Book Reviews: Does Good Karma Make Good Business Reading?

Americans really love books about simplifying life. They honestly believe that life—and that includes corporate life—can be streamlined and rationalized to make things function more smoothly. You know, the way they do things in India.

6-Books

Embrace the Chaos: How India Taught Me to Stop Over-Thinking and Start Living is an exquisite example of this genre. Once upon a time, author Bob Miglani, a sales rep turned angel investor and inspirational speaker, had a good job. Things were going well; but then, he started over-thinking. He started stressing. His career stagnated.

One day, he decided to accompany a friend on a business trip to India, where he had grown up. The experience would change his life. His friend was overwhelmed by the sheer madness of daily life in India, where nothing ever seemed to run on time, where nothing could be controlled. But Miglani was not overpowered. He just loved the place.

A classic, Type A in the United States, Miglani quickly adopted a more mellow mindset when he returned to his native land. Trapped in a taxi in a monstrous traffic jam, he simply sat back and relaxed. When his flight to Delhi from the sacred mountain got canceled, he learned to go with the flow, to chill out, to stop trying to make sense of things. He allowed himself to just enjoy the ride. Or, in that case, to enjoy the lack of ride, as it had been canceled.

When he got back to New Jersey, Miglani was a changed man. He had embraced the chaos, and the chaos seemed more than ready to return the favor. This illustrates one of the strange paradoxes of modern life: It is possible to go to India and return to New Jersey a changed man. But it is difficult to return to India after having experienced enlightenment during a trip to New Jersey.
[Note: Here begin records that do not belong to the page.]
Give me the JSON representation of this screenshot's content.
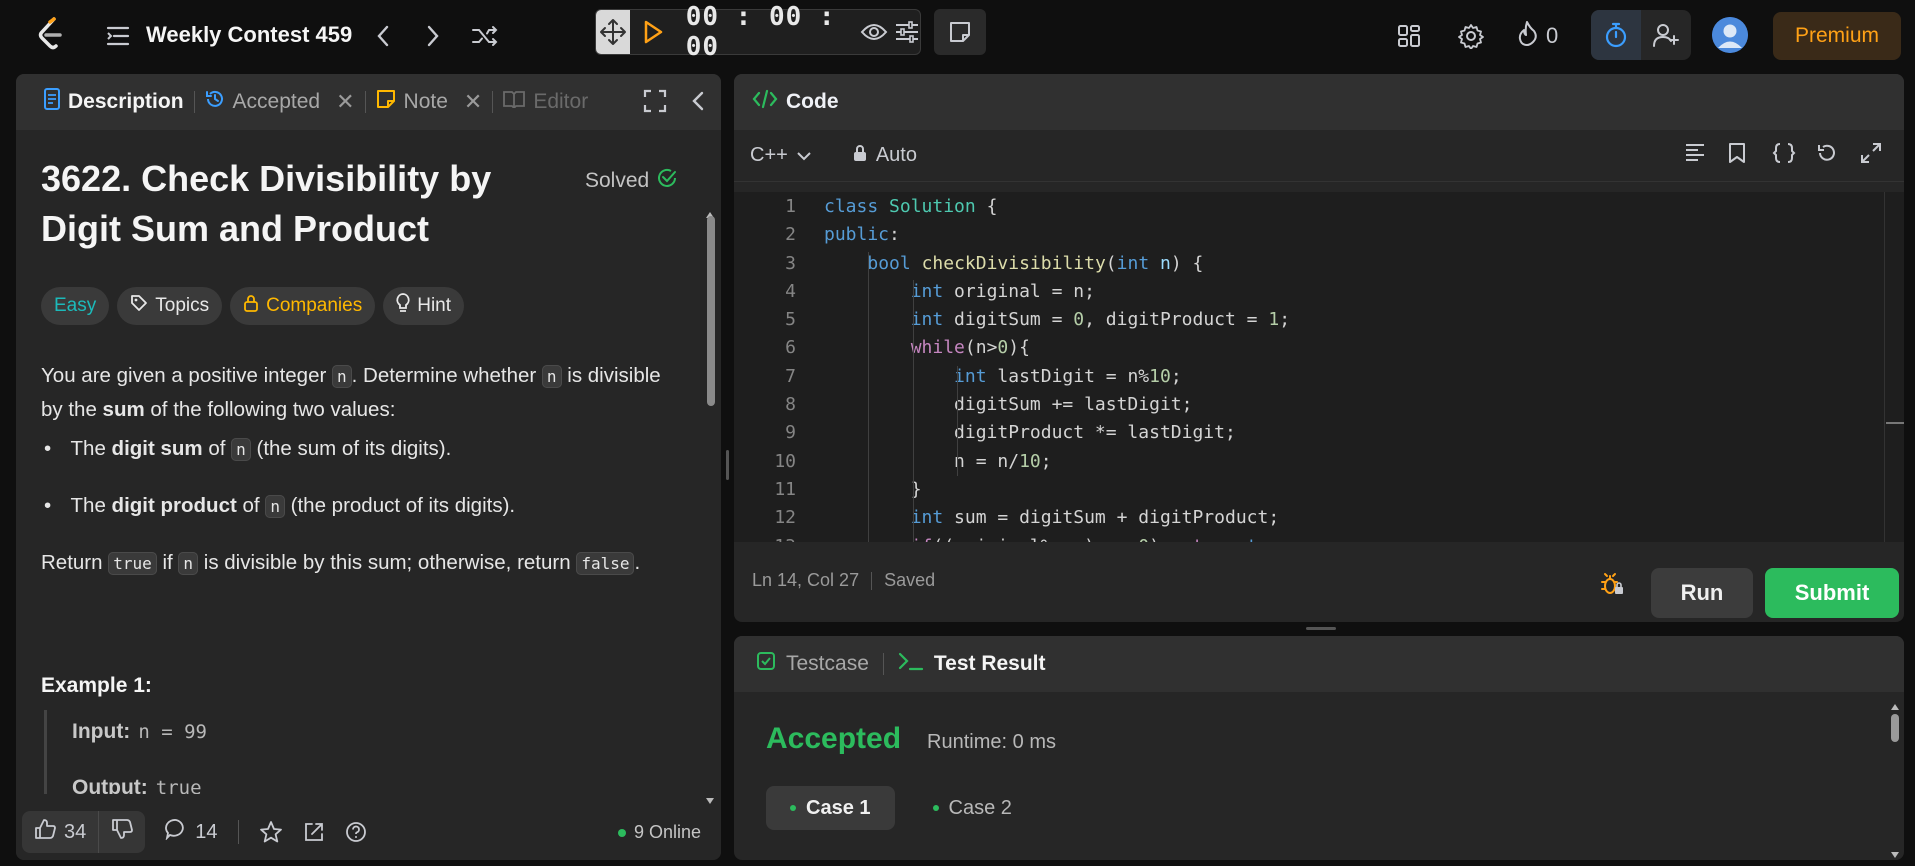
{
  "topbar": {
    "contest_title": "Weekly Contest 459",
    "timer": "00 : 00 : 00",
    "streak_count": "0",
    "premium_label": "Premium",
    "icons": [
      "leetcode-logo-icon",
      "problem-list-icon",
      "chevron-left-icon",
      "chevron-right-icon",
      "shuffle-icon",
      "drag-move-icon",
      "play-icon",
      "eye-icon",
      "sliders-icon",
      "note-icon",
      "grid-icon",
      "gear-icon",
      "fire-icon",
      "stopwatch-icon",
      "add-user-icon",
      "avatar"
    ]
  },
  "left_tabs": [
    {
      "label": "Description"
    },
    {
      "label": "Accepted"
    },
    {
      "label": "Note"
    },
    {
      "label": "Editor"
    }
  ],
  "problem": {
    "title": "3622. Check Divisibility by Digit Sum and Product",
    "status": "Solved",
    "tags": [
      "Easy",
      "Topics",
      "Companies",
      "Hint"
    ],
    "p1_a": "You are given a positive integer ",
    "p1_n1": "n",
    "p1_b": ". Determine whether ",
    "p1_n2": "n",
    "p1_c": " is divisible by the ",
    "p1_bold": "sum",
    "p1_d": " of the following two values:",
    "b1_a": "The ",
    "b1_bold": "digit sum",
    "b1_b": " of ",
    "b1_n": "n",
    "b1_c": " (the sum of its digits).",
    "b2_a": "The ",
    "b2_bold": "digit product",
    "b2_b": " of ",
    "b2_n": "n",
    "b2_c": " (the product of its digits).",
    "p2_a": "Return ",
    "p2_true": "true",
    "p2_b": " if ",
    "p2_n": "n",
    "p2_c": " is divisible by this sum; otherwise, return ",
    "p2_false": "false",
    "p2_d": ".",
    "example_title": "Example 1:",
    "ex_input_label": "Input:",
    "ex_input_value": "n = 99",
    "ex_output_label": "Output:",
    "ex_output_value": "true"
  },
  "bottom_bar": {
    "likes": "34",
    "comments": "14",
    "online": "9 Online"
  },
  "code_panel": {
    "title": "Code",
    "language": "C++",
    "mode": "Auto",
    "status_pos": "Ln 14, Col 27",
    "status_saved": "Saved",
    "run_label": "Run",
    "submit_label": "Submit",
    "line_numbers": [
      "1",
      "2",
      "3",
      "4",
      "5",
      "6",
      "7",
      "8",
      "9",
      "10",
      "11",
      "12",
      "13"
    ]
  },
  "test_panel": {
    "tab_testcase": "Testcase",
    "tab_result": "Test Result",
    "verdict": "Accepted",
    "runtime": "Runtime: 0 ms",
    "cases": [
      "Case 1",
      "Case 2"
    ]
  },
  "colors": {
    "accent_green": "#2cbb5d",
    "premium_orange": "#ffa116",
    "easy_teal": "#1cbaba",
    "companies_gold": "#ffb800"
  }
}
The Garden State is just not that kind of place.

About Joe Queenan

Joe Queenan is a regular contributor on business issues, corporate culture, and financial follies to Barron's and The Wall Street Journal.